+++ Material for this task +++

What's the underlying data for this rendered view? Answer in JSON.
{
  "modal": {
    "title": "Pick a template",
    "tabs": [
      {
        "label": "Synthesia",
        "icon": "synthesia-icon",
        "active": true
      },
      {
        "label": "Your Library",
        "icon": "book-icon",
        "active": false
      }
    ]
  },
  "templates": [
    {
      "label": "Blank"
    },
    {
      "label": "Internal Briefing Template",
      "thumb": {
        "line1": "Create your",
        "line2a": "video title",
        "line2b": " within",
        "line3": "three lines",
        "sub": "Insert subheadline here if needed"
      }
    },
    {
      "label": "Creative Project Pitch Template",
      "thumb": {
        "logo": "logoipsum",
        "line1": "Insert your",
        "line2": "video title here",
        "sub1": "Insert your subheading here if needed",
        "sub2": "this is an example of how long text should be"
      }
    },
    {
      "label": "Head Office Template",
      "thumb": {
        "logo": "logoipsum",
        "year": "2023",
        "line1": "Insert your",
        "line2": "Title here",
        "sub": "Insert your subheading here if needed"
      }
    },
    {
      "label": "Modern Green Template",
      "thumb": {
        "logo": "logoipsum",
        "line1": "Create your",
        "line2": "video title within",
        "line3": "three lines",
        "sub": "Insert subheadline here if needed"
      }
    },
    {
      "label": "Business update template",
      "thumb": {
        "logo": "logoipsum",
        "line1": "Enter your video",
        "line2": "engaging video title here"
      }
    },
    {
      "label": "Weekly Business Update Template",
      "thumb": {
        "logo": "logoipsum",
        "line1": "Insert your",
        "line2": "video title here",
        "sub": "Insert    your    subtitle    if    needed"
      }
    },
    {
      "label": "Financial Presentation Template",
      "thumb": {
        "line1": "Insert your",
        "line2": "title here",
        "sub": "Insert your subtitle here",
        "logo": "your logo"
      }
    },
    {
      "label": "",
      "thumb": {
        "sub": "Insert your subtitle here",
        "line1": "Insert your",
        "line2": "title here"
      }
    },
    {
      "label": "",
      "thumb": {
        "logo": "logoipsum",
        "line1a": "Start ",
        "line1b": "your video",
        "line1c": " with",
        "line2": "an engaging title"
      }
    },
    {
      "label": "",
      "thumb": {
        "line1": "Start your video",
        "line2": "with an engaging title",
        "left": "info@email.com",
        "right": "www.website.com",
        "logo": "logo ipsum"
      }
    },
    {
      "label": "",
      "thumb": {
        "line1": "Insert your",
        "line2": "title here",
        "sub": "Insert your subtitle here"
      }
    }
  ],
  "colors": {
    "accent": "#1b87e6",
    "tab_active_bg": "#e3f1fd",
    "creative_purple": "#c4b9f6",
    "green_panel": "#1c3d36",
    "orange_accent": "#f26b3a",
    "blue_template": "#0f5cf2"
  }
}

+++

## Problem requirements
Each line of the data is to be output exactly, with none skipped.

## Written solution
What's the underlying data for this rendered view? Answer in JSON.
{
  "modal": {
    "title": "Pick a template",
    "tabs": [
      {
        "label": "Synthesia",
        "icon": "synthesia-icon",
        "active": true
      },
      {
        "label": "Your Library",
        "icon": "book-icon",
        "active": false
      }
    ]
  },
  "templates": [
    {
      "label": "Blank"
    },
    {
      "label": "Internal Briefing Template",
      "thumb": {
        "line1": "Create your",
        "line2a": "video title",
        "line2b": " within",
        "line3": "three lines",
        "sub": "Insert subheadline here if needed"
      }
    },
    {
      "label": "Creative Project Pitch Template",
      "thumb": {
        "logo": "logoipsum",
        "line1": "Insert your",
        "line2": "video title here",
        "sub1": "Insert your subheading here if needed",
        "sub2": "this is an example of how long text should be"
      }
    },
    {
      "label": "Head Office Template",
      "thumb": {
        "logo": "logoipsum",
        "year": "2023",
        "line1": "Insert your",
        "line2": "Title here",
        "sub": "Insert your subheading here if needed"
      }
    },
    {
      "label": "Modern Green Template",
      "thumb": {
        "logo": "logoipsum",
        "line1": "Create your",
        "line2": "video title within",
        "line3": "three lines",
        "sub": "Insert subheadline here if needed"
      }
    },
    {
      "label": "Business update template",
      "thumb": {
        "logo": "logoipsum",
        "line1": "Enter your video",
        "line2": "engaging video title here"
      }
    },
    {
      "label": "Weekly Business Update Template",
      "thumb": {
        "logo": "logoipsum",
        "line1": "Insert your",
        "line2": "video title here",
        "sub": "Insert    your    subtitle    if    needed"
      }
    },
    {
      "label": "Financial Presentation Template",
      "thumb": {
        "line1": "Insert your",
        "line2": "title here",
        "sub": "Insert your subtitle here",
        "logo": "your logo"
      }
    },
    {
      "label": "",
      "thumb": {
        "sub": "Insert your subtitle here",
        "line1": "Insert your",
        "line2": "title here"
      }
    },
    {
      "label": "",
      "thumb": {
        "logo": "logoipsum",
        "line1a": "Start ",
        "line1b": "your video",
        "line1c": " with",
        "line2": "an engaging title"
      }
    },
    {
      "label": "",
      "thumb": {
        "line1": "Start your video",
        "line2": "with an engaging title",
        "left": "info@email.com",
        "right": "www.website.com",
        "logo": "logo ipsum"
      }
    },
    {
      "label": "",
      "thumb": {
        "line1": "Insert your",
        "line2": "title here",
        "sub": "Insert your subtitle here"
      }
    }
  ],
  "colors": {
    "accent": "#1b87e6",
    "tab_active_bg": "#e3f1fd",
    "creative_purple": "#c4b9f6",
    "green_panel": "#1c3d36",
    "orange_accent": "#f26b3a",
    "blue_template": "#0f5cf2"
  }
}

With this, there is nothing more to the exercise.